A consortium of researchers dedicated to improving the understanding of the human causes and consequences of terrorism

Financing terrorism through trade diversion

Many studies have linked crime as a major source of profit for terrorist organizations, but new START research examines a different tool for financing terrorism: trade diversion.

Using the Islamist extremist network “The Hammoud Enterprise” as a case study, researchers examined how the group diverted goods from a low-price to a high-price market to net profits of up to $500,000 per week and funnel money to Hezbollah. A hybrid of a terrorist cell and criminal organization, actors within the network purchased cartons of cigarettes in low-tax or no-tax jurisdictions and ferried them to other states for redistribution.

Led by START Investigators Roberta Belli, Joshua Freilich and Steven Chermak, the study also sought to identify the key actors of the network and their roles and responsibilities within the group.  Their findings are summarized in a research brief available on START’s website.

Among the study’s findings:

  • Despite this being a network providing support to Hezbollah, only 6 out of 34 participants (18%), were identified as ideologically motivated.
  • This network was highly interconnected, making the organization more efficient while possibly also causing it to be more vulnerable to detection and disruption. The structure of this organization became more like a criminal organization, with a ringleader surrounded by actors, rather than a dispersed and decentralized terrorist cell.
  • Without the involvement of “brokers,” the network would splinter.
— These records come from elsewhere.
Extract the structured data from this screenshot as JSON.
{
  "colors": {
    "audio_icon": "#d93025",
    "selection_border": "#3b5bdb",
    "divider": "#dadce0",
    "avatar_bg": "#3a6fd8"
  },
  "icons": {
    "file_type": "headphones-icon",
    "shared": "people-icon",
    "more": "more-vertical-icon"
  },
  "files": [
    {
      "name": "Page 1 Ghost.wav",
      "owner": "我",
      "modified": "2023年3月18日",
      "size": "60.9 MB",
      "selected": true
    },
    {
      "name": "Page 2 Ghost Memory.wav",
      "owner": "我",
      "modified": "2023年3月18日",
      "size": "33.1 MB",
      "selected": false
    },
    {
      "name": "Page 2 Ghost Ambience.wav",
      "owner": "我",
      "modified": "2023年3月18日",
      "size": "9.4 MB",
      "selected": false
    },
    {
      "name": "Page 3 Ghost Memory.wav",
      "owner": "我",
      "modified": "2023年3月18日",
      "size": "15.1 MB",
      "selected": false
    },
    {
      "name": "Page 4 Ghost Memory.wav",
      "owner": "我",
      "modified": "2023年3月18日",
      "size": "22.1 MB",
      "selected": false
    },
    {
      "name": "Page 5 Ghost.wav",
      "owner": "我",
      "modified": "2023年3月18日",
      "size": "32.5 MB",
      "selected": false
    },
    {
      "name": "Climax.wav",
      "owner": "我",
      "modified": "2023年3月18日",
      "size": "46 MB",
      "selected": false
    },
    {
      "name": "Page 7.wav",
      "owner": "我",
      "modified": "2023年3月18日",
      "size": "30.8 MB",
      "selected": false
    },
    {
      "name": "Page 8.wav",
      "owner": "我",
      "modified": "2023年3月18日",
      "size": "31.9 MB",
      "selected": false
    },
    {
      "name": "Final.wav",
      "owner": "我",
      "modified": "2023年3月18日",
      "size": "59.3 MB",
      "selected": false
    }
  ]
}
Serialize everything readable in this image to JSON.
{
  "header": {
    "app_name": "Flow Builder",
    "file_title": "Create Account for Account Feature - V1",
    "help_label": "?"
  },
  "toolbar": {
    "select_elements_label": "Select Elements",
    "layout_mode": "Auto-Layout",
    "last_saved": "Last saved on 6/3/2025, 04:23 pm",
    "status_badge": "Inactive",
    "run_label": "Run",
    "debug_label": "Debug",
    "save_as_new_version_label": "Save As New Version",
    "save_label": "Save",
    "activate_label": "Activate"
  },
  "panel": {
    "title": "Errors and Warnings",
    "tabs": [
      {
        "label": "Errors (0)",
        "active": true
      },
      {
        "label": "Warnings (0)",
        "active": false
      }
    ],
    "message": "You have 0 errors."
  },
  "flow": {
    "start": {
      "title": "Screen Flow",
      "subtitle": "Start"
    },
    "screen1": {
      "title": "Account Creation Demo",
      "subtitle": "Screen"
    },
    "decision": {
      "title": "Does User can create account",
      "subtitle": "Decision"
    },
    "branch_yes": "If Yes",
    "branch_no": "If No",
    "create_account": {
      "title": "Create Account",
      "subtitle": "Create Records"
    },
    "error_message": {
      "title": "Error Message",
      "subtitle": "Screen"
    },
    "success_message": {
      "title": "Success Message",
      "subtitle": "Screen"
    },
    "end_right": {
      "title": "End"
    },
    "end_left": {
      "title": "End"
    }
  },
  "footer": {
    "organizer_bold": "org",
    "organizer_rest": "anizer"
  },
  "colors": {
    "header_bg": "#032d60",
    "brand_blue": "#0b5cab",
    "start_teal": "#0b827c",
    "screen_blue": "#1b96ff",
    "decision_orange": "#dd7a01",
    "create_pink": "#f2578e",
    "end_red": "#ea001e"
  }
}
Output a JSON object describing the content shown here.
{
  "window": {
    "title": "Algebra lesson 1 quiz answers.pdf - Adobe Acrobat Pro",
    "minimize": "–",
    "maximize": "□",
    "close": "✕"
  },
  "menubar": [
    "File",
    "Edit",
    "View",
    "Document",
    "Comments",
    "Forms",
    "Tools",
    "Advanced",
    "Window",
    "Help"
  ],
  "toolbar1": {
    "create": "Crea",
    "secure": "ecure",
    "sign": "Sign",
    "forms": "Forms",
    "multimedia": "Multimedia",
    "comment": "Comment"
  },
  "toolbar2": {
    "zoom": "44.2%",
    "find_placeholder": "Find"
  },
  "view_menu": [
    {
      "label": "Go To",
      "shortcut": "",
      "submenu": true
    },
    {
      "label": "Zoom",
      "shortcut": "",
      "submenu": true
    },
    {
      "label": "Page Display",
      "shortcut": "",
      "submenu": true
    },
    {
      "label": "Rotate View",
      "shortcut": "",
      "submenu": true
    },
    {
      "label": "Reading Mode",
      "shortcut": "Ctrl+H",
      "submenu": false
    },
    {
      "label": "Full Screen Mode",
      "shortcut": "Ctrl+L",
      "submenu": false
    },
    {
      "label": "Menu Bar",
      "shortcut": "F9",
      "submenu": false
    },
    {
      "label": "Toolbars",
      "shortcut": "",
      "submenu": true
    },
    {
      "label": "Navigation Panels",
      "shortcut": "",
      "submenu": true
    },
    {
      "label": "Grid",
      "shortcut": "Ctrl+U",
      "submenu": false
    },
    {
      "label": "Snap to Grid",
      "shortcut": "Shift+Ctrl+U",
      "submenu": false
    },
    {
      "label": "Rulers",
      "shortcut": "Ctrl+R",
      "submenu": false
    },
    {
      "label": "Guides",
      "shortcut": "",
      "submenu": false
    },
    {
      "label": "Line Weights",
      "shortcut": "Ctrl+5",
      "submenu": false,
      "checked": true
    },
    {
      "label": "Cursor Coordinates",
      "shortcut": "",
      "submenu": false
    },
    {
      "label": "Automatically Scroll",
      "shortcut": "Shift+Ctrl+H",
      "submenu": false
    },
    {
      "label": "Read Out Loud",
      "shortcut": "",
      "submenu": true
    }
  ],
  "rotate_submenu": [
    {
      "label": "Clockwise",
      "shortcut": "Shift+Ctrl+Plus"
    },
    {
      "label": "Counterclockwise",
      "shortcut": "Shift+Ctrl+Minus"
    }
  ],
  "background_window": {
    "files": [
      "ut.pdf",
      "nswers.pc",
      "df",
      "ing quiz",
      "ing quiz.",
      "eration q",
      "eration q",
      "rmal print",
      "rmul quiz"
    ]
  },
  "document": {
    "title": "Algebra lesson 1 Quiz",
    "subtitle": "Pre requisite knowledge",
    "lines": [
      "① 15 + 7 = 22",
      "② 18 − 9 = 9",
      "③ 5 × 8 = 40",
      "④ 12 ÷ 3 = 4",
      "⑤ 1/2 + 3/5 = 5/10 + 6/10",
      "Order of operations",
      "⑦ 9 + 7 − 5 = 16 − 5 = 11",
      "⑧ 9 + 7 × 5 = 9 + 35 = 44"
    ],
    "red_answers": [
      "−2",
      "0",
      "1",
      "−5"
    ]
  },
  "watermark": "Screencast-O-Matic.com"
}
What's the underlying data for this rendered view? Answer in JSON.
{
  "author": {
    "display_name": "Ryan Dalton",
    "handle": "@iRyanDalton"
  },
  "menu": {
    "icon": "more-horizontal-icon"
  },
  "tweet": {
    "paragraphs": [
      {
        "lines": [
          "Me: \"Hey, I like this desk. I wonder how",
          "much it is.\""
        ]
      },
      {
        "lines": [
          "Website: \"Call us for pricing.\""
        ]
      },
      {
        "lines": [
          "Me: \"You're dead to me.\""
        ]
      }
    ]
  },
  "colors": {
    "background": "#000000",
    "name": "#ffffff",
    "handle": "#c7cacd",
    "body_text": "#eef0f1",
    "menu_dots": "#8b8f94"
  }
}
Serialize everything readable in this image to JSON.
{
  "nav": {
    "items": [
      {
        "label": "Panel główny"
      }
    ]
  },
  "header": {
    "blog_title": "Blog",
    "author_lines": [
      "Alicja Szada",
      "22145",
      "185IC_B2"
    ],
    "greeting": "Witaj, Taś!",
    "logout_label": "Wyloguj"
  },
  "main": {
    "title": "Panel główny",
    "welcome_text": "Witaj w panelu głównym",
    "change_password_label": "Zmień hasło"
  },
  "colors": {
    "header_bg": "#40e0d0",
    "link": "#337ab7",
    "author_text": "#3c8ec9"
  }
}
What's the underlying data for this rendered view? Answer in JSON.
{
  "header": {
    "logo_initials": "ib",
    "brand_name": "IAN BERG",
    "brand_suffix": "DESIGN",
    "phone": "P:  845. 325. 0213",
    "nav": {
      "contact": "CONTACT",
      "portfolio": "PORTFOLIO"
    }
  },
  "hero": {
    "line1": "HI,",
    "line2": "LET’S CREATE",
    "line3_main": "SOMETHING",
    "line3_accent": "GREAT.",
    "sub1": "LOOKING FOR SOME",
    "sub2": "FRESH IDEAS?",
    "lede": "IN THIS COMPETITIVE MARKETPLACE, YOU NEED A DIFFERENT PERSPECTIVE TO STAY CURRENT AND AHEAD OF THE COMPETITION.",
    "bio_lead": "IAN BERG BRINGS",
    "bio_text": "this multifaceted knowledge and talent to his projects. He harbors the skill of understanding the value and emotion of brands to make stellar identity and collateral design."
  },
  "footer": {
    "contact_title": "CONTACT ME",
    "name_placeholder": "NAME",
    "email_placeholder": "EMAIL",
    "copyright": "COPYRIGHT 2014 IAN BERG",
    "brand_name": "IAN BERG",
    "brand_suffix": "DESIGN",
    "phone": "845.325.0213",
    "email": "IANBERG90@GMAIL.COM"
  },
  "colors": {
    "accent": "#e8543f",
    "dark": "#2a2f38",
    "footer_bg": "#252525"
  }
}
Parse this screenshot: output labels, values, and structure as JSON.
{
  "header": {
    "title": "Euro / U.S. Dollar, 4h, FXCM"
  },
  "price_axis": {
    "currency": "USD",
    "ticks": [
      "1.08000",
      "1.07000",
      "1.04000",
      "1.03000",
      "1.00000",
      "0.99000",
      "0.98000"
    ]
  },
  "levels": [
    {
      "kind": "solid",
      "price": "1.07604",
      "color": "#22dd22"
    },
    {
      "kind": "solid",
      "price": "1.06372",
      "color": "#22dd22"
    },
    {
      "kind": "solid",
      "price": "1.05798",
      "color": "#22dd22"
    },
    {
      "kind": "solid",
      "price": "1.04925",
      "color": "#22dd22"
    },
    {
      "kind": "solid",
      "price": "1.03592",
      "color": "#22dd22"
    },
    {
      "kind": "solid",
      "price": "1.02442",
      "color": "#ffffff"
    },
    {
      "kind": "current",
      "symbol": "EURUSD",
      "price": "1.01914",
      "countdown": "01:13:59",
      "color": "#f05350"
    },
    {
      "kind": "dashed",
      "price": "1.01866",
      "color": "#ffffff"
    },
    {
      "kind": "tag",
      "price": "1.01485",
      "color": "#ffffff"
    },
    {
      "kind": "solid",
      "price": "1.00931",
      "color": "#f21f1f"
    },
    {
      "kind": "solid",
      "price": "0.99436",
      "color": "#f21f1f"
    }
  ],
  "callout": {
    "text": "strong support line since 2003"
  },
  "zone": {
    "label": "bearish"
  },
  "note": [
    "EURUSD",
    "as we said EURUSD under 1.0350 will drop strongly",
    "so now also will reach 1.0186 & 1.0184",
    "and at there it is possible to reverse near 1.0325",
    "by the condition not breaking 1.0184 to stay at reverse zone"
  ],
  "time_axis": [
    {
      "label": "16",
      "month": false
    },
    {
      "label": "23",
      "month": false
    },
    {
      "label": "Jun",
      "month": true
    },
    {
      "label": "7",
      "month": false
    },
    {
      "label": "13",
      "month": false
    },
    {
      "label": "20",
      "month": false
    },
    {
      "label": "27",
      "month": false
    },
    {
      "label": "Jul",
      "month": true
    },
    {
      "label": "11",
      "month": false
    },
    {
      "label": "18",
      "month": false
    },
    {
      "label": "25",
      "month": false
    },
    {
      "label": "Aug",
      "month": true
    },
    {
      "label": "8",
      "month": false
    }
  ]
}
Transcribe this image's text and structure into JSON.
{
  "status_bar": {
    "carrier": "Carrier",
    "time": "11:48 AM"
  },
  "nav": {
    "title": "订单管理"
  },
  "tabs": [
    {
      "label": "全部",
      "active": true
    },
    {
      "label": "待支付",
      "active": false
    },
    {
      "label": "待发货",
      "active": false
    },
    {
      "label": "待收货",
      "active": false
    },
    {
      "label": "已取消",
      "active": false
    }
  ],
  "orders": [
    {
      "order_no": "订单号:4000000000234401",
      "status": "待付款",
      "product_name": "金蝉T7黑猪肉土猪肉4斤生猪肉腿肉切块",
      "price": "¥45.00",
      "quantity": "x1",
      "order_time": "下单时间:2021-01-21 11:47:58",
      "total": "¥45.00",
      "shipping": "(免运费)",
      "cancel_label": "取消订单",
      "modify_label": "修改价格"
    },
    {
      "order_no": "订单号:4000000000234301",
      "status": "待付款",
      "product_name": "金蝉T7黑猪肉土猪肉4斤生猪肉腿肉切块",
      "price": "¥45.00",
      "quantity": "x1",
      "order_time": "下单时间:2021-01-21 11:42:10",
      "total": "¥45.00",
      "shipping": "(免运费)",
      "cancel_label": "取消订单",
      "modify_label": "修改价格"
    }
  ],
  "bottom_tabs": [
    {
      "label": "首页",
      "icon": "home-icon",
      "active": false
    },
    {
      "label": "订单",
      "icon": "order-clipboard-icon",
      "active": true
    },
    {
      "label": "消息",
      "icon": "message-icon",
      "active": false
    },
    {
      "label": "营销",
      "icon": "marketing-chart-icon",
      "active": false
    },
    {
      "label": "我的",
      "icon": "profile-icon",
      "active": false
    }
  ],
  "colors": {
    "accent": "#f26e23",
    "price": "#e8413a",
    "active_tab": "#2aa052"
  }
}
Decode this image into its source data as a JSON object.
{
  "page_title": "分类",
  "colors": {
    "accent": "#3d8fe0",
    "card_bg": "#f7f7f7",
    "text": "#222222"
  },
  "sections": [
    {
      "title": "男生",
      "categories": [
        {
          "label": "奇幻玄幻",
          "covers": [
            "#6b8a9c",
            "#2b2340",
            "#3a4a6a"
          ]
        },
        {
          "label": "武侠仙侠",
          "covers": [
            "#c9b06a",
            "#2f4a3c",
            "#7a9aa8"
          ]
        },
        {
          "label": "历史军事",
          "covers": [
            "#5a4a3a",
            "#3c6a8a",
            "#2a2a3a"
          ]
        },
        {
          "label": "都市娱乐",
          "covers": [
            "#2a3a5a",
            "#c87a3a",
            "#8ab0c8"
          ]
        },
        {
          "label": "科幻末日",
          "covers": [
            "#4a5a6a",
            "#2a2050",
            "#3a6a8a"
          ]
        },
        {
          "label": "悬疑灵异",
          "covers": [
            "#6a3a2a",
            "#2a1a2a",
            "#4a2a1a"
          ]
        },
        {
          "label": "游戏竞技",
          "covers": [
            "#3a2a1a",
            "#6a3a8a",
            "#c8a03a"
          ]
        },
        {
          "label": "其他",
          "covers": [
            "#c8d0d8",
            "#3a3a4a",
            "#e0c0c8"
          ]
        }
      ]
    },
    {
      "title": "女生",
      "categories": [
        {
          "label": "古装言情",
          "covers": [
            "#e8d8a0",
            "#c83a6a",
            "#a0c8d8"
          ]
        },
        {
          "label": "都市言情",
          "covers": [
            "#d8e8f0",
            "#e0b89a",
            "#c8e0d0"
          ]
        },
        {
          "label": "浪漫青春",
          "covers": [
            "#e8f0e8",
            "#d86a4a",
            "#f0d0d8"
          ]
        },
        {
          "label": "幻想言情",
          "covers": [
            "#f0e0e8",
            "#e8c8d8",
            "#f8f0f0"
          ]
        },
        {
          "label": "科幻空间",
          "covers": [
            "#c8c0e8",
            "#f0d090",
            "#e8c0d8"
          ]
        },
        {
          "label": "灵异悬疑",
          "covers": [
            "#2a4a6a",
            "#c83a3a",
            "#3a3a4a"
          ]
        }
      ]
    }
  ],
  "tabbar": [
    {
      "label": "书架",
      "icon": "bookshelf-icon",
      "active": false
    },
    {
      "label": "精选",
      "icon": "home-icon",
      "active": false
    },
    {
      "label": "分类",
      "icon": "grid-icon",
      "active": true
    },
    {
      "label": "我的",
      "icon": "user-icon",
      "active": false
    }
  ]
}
Brokers are individuals who usually link otherwise unconnected parts of the network and, therefore, control the flow of information among group members.  

According to the research team trade diversion networks, such as the Hammoud Enterprise, challenge previous definitions of “terror cell” and “criminal organization” because they are not one or the other, but rather a hybrid in how they function and whom they involve (both extremists and non-extremists).

Thus, the team recommend that previous approaches and strategies for investigation, prosecution, disruption and identification must be combined in order to effectively counter the nuances that trade diversion networks present.

The research brief, “Exploring the U.S. Crime-Terror Nexus: Terrorist Networks and Trade Diversion,” is available on the START website.